## Problem description
Although the entries contain pictures, write out only their text, exactly as it stands.

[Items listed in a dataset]
----------------
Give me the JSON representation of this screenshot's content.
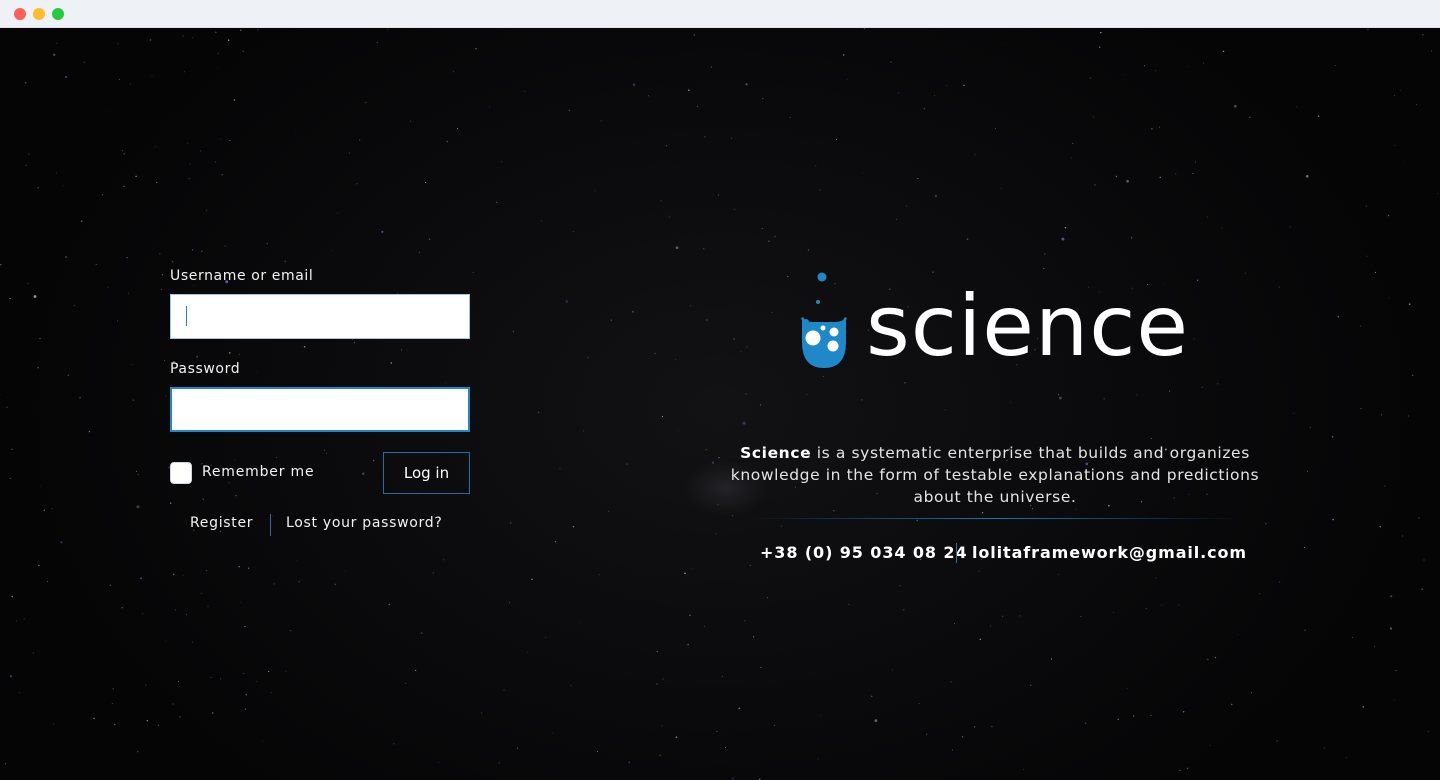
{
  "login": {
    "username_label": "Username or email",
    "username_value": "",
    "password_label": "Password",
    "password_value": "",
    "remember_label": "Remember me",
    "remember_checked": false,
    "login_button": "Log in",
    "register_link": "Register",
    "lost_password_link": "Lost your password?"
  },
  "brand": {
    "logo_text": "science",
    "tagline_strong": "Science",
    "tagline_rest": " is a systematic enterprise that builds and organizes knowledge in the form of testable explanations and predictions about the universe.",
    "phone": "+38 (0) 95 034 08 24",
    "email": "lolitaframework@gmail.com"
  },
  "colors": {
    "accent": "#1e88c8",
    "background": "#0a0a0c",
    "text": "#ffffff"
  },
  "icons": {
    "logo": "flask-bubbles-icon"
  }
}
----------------
## Exercise response
Give me the JSON representation of this screenshot's content.
{
  "login": {
    "username_label": "Username or email",
    "username_value": "",
    "password_label": "Password",
    "password_value": "",
    "remember_label": "Remember me",
    "remember_checked": false,
    "login_button": "Log in",
    "register_link": "Register",
    "lost_password_link": "Lost your password?"
  },
  "brand": {
    "logo_text": "science",
    "tagline_strong": "Science",
    "tagline_rest": " is a systematic enterprise that builds and organizes knowledge in the form of testable explanations and predictions about the universe.",
    "phone": "+38 (0) 95 034 08 24",
    "email": "lolitaframework@gmail.com"
  },
  "colors": {
    "accent": "#1e88c8",
    "background": "#0a0a0c",
    "text": "#ffffff"
  },
  "icons": {
    "logo": "flask-bubbles-icon"
  }
}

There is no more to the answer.